The second act manages to sustain itself even when its Genie is taking a breather. "A Whole New World," delivered on a moonlit magic carpet ride over the turreted city, turns out to be a lovely interval thanks to the song, the singers, the lush orchestration, and the stage images from designers Bob Crowley (sets) and Natasha Katz (lights). Elsewhere, the three comic sidekicks--who are not all that funny in Act One--come into their own in the latter stages of the story.

But it is Iglehart's show; he takes full advantage of the material and the opportunity, and I suppose Disney realizes that this brass-lamp genie is worth his weight in gold. Adam Jacobs makes an ingratiating Aladdin, with a friendly manner and the widest teeth on Broadway since we last spotted Donny Osmond. Courtney Reed doesn't make much of an impression as the heroine Jasmine--she seems neither "Arabian" nor feisty. Jonathan Freeman ably fills the role of the villainous Jafar; he seems like a walking counterpart of the film character, which he more or less is (having voiced the role in the film). Adding a touch of class, in the role of the Sultan, is veteran Clifton Davis, who back in 1971 starred in Joe Papp's rollicking Two Gentlemen of Verona.

As with most Disney stage adaptations, the score is padded with new and originally-deleted songs that fill out--but don't enhance--the show. In this case, composer Alan Menken worked with Chad Beguelin, the up-and-coming lyricist/librettist from The Wedding Singer and Elf. (Some of the original lyrics are by Howard Ashman, the others by Tim Rice.) Beguelin's book is filled with sitcom-easy jokes, some of which are a stretch. (Man: I'm gonna be stinking rich! Other Man: You're already halfway there!) And there are myriad food gags. (Man: It's not right to bully! Other Man: Did somebody say tabouleh?) But then, might it not be profitable for a Disney family musical to be filled with sitcom-easy jokes?

Director/choreographer Nicholaw (of Book of Mormon) is one of Broadway's top musical comedy guys nowadays, as demonstrated by "Friend Like Me." The rest of his first act, though, seems restrained and merely atmospheric. The scenery by Bob Crowley is effective, but without the extra-special touch he has brought to various projects in the past (including Mary Poppins and this season's Glass Menagerie). The always-expert Natasha Katz creates magical images with her lighting, while Gregg Barnes (of Follies and Kinky Boots) outdoes himself with costumes that bring new meaning to the word resplendent. The sound, though, is so over-amplified that it obscures what are probably first-rate orchestrations by Danny Troob.

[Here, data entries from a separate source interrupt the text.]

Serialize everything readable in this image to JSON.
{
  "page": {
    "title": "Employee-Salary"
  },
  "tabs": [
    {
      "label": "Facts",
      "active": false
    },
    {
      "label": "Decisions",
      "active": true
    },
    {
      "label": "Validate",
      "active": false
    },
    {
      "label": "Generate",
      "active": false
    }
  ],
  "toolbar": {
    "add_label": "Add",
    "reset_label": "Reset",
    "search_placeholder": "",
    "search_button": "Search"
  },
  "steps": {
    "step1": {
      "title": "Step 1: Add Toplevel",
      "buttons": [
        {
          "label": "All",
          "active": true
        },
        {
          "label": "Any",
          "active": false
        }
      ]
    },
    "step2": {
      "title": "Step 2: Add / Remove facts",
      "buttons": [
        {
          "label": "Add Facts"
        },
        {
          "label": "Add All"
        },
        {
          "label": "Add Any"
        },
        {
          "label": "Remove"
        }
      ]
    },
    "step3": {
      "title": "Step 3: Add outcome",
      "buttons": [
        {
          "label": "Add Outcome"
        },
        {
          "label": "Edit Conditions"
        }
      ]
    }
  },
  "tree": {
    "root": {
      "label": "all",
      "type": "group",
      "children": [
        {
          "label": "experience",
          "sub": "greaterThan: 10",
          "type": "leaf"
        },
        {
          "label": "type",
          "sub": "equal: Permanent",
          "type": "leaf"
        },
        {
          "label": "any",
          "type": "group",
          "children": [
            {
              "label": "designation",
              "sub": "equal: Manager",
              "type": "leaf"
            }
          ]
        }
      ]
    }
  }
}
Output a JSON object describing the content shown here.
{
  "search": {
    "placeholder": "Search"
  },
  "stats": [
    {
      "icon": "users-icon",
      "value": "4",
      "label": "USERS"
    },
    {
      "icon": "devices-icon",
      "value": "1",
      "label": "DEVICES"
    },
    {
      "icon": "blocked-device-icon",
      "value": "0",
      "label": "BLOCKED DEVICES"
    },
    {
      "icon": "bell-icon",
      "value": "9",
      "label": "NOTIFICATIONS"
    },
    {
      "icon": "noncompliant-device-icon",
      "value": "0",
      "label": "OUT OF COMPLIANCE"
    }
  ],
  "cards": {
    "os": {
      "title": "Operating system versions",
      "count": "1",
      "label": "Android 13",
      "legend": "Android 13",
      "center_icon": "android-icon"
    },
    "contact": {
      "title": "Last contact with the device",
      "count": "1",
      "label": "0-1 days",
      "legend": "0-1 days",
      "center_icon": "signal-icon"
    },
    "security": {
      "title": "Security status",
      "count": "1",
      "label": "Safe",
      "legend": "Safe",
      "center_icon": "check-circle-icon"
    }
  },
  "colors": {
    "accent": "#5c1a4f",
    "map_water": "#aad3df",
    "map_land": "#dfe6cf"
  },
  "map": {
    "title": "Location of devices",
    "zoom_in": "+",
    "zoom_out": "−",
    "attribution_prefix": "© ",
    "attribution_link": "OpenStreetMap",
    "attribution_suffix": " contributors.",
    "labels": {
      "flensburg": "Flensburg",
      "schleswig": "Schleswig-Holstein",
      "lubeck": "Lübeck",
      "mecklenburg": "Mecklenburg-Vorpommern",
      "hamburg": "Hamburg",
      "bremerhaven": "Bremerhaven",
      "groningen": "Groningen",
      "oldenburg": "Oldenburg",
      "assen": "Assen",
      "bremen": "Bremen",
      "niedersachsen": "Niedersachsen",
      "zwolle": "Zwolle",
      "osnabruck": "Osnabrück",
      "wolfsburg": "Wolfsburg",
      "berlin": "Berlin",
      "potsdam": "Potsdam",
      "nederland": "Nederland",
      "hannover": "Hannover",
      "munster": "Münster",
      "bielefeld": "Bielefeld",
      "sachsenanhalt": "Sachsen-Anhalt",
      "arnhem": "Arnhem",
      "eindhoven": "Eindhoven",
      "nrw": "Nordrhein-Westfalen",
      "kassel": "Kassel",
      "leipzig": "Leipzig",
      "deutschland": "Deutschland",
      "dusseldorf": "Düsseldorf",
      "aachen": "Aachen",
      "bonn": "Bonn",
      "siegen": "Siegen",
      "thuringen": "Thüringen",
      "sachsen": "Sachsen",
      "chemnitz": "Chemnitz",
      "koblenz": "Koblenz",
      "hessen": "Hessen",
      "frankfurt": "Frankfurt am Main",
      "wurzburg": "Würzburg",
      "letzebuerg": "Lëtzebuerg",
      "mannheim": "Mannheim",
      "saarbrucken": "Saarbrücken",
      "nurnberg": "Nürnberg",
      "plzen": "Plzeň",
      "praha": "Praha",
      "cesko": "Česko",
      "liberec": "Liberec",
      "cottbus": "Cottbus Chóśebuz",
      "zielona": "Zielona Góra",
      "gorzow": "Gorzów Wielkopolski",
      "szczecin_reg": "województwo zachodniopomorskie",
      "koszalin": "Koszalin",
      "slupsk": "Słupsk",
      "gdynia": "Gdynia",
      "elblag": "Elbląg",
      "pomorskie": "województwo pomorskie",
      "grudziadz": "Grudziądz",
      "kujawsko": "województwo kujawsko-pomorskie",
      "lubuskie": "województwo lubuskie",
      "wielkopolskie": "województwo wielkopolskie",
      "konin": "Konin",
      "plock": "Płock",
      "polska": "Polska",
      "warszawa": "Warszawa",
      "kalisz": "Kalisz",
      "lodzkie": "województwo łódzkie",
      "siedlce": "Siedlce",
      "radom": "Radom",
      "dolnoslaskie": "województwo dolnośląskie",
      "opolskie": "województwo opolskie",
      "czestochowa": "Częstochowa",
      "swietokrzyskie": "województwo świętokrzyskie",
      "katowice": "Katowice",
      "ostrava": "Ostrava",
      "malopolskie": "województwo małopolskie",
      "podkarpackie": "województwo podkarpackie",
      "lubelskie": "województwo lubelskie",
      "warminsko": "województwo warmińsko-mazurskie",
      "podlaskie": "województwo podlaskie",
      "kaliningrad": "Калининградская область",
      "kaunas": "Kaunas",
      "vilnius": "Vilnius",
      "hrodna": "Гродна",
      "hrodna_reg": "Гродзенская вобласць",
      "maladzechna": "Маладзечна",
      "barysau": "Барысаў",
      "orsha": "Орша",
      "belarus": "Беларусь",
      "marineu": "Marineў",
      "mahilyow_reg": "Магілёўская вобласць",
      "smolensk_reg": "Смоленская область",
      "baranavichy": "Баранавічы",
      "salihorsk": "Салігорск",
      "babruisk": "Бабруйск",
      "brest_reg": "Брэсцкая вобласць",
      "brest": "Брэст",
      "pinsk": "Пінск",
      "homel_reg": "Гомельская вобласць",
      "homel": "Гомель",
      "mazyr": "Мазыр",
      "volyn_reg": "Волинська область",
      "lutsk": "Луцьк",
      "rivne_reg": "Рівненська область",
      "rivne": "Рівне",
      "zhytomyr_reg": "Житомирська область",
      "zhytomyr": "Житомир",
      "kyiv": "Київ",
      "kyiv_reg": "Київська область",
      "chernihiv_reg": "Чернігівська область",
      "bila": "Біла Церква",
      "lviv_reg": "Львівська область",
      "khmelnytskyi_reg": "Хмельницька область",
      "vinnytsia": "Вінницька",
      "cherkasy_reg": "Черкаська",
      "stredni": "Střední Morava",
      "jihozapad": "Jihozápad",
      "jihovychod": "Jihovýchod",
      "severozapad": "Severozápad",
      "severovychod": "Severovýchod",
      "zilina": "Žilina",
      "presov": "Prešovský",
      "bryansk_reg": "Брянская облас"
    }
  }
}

Score Aladdin a considerable win for Disney, likely to fill the New Amsterdam with happy crowds for seasons to come. Better than Little Mermaid, Aida and Tarzan, though not exactly a knockout.